In 1967 Gary Lutes and Jack Speer began a church in Santa Rosa that in five years grew to have an attendance of 200 before a Pentecostal influence divided the church resulting in the beginning of a separate congregation in Sebastopol by Gary Lutes.
In the years that followed several Americans from the a cappella Churches of Christ served as missionaries in Chile as both long-term and short-term workers. Thomas Hook led an evangelistic group to Santiago in the 1970s. Ron Roberts and Don Henson also worked in Santiago for several years in the 1980s, leaving in 1989. Several American congregations, predominantly in Texas, sponsor the work in Chile, including the Golf Course Road church in Midland (see website for their work in Chile at: http://www.gcrcc.org/110221.ihtml)
In 1989 there were an estimated 25 a cappella Churches of Christ congregations with about 550 members, mainly centered in and around Santiago. By 2000 that number had risen to 35 congregations with approximately 800 members with perhaps 14 missionaries serving in Chile. The Center for Christian Studies located in Santiago serves as educational institute and resource center for Churches of Christ in Chile.
The initial involvement of the Christian Church (Disciples of Christ) in Chile came about in 1983 and is largely directed through the Pentecostal Church of Chile (IPC), providing financial support and occasionally the placement of Common Ministry personnel. The Ohio Region of the Christian Church (Disciples of Christ) gave a significant gift to purchase 250 acres of land near the community of Vilches for the development of the Shalom Conference Center. U.S. Disciples have also provided financial support for Ecumenical Center “Diego de Medelin,” Evangelical Theological Community, Foundation of Social Assistance of Christian Churches and other ministries. Through relationships with Disciples in Paraguay several Chilean youths over the last few years have had the opportunity to attend the Leadership Training Course at the Jack Norment Camp in Caacupe, Paraguay. Among the American personnel who have served in Chile are the Revs.

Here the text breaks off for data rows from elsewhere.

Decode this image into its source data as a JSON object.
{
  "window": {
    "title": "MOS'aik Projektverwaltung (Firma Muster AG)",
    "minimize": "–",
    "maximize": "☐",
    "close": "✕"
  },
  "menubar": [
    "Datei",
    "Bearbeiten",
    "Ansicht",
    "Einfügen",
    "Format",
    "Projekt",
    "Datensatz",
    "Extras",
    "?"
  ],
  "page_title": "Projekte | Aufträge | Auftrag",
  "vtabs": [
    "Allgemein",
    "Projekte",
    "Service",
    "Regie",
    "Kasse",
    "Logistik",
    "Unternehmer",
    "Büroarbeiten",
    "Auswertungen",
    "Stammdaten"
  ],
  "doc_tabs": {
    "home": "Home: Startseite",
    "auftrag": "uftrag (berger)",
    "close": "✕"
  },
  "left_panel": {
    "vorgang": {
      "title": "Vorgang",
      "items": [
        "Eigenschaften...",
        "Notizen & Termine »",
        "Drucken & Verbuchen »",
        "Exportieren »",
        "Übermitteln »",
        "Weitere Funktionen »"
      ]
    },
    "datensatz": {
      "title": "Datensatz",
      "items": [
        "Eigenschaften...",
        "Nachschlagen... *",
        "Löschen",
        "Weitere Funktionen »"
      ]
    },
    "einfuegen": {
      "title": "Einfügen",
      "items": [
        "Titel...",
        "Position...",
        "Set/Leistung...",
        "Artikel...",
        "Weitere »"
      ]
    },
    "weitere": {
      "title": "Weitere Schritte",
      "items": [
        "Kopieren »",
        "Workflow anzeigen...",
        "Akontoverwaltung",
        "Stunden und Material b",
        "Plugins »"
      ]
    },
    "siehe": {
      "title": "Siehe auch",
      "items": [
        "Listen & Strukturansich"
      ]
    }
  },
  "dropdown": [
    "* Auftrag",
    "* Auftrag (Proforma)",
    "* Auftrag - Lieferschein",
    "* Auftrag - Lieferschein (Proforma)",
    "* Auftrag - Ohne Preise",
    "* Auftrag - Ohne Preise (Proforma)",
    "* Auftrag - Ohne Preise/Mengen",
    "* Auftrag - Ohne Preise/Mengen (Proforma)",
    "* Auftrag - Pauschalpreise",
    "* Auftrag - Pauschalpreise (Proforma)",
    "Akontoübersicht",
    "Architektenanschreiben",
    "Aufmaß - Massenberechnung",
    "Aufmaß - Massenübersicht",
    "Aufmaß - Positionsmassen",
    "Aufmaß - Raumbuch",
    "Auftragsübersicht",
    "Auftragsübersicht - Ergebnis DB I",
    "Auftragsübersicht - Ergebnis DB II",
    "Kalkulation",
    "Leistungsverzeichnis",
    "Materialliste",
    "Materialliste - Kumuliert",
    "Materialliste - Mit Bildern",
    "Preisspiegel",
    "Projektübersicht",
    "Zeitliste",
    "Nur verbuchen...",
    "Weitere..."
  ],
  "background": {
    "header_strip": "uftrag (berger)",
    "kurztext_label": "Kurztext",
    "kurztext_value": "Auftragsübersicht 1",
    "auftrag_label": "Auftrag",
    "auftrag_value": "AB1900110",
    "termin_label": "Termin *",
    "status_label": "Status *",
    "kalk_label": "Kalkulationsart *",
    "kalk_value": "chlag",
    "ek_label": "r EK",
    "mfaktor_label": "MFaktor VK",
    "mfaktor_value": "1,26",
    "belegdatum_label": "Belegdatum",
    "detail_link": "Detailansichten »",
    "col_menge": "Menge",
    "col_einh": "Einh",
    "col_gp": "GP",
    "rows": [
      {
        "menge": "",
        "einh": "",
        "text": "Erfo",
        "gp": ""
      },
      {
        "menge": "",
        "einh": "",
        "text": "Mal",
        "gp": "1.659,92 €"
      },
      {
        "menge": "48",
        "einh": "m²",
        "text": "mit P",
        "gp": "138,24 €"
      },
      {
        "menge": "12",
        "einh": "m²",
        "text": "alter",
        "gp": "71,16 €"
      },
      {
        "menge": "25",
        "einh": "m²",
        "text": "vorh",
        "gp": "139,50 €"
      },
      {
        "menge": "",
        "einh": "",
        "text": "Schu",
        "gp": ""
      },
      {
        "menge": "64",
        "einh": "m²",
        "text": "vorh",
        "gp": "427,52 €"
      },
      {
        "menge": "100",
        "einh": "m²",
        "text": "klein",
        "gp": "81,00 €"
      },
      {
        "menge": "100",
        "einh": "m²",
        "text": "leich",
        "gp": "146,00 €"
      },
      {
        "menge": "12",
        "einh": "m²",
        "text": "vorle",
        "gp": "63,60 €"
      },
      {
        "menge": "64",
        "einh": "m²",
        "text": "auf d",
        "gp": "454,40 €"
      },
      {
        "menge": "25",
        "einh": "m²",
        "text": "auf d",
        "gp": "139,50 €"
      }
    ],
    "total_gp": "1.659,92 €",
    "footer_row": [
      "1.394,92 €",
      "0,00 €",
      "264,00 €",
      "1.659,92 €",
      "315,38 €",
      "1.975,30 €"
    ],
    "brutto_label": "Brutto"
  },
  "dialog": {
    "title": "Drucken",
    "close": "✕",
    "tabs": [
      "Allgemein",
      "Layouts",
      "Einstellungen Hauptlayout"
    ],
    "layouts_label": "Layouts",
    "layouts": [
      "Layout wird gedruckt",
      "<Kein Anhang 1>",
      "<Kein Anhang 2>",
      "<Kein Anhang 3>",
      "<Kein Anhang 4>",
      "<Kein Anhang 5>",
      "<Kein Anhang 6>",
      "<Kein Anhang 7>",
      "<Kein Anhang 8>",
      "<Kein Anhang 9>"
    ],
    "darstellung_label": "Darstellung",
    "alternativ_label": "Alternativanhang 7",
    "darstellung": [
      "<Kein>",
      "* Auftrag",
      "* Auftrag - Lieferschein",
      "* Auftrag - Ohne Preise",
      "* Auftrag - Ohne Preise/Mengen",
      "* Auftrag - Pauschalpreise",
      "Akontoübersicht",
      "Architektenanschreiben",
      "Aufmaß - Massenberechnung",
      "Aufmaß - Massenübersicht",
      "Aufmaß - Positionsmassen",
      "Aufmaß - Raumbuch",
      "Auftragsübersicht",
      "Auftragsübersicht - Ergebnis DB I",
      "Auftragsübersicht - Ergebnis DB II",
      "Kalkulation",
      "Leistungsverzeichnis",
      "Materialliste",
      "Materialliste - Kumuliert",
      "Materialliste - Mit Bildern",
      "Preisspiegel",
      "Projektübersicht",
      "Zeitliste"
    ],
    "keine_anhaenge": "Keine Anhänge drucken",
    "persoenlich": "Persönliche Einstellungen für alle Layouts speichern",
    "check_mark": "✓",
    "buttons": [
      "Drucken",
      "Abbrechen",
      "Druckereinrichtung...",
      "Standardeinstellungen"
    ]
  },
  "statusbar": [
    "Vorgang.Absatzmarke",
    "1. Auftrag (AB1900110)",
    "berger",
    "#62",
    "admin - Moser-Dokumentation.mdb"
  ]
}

George and Jane Sullivan-Davis and Elena Huegel.
Clinton J. Holloway
National Profiles Editor
For further historical reference:
Churches of Christ Around the World, Lynn, Mac, 21st Century Christian Publications, Nashville, TN, 2003.
The Church Abroad, Lora Banks Harrison, Southern Christian Press, San Antonio, TX, (USA), 1960 (second addition).
Disciples of Christ Historical Society, 1101 19th Avenue, South, Nashville, TN 37212-2112 (USA)
Telephone: (615) 327-1444
Website: www.discipleshistory.org (provides links to other historical sites and databases).
Online catalog: ALEX
For online directories of a cappella Churches of Christ see:
For a list of many Christian Churches and Churches of Christ (in the United States) missionaries/ministries see:
Mission Services Association
7545 Hodges Ferry Road, Knoxville, TN (USA) 37920
Telephone: 1 (800) 655-8524
Fax: 1 (865) 573-5950